▶ _What you should do_
Quote the data below in full, minus the images.

▶ _Extracted data_

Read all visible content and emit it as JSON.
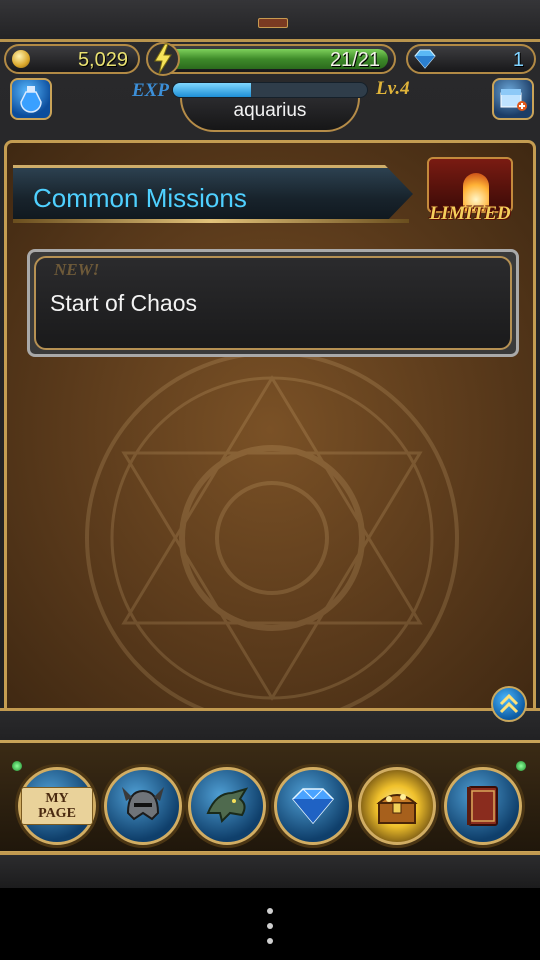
{
  "status": {
    "coins": "5,029",
    "stamina": "21/21",
    "gems": "1",
    "stamina_fraction": 1.0
  },
  "player": {
    "exp_label": "EXP",
    "exp_fraction": 0.4,
    "level_label": "Lv.4",
    "username": "aquarius"
  },
  "missions": {
    "section_title": "Common Missions",
    "limited_label": "LIMITED",
    "items": [
      {
        "tag": "NEW!",
        "title": "Start of Chaos"
      }
    ]
  },
  "nav": {
    "mypage_label": "MY PAGE",
    "items": [
      "my-page",
      "equipment",
      "summon-dragon",
      "crystal",
      "treasure",
      "card-book"
    ]
  },
  "colors": {
    "frame_gold": "#c49d52",
    "board_brown": "#5a3a1b",
    "section_title": "#4fd0ff",
    "stamina_green": "#3e8a2a"
  }
}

▶ _Response area_
Read all visible content and emit it as JSON.
{
  "status": {
    "coins": "5,029",
    "stamina": "21/21",
    "gems": "1",
    "stamina_fraction": 1.0
  },
  "player": {
    "exp_label": "EXP",
    "exp_fraction": 0.4,
    "level_label": "Lv.4",
    "username": "aquarius"
  },
  "missions": {
    "section_title": "Common Missions",
    "limited_label": "LIMITED",
    "items": [
      {
        "tag": "NEW!",
        "title": "Start of Chaos"
      }
    ]
  },
  "nav": {
    "mypage_label": "MY PAGE",
    "items": [
      "my-page",
      "equipment",
      "summon-dragon",
      "crystal",
      "treasure",
      "card-book"
    ]
  },
  "colors": {
    "frame_gold": "#c49d52",
    "board_brown": "#5a3a1b",
    "section_title": "#4fd0ff",
    "stamina_green": "#3e8a2a"
  }
}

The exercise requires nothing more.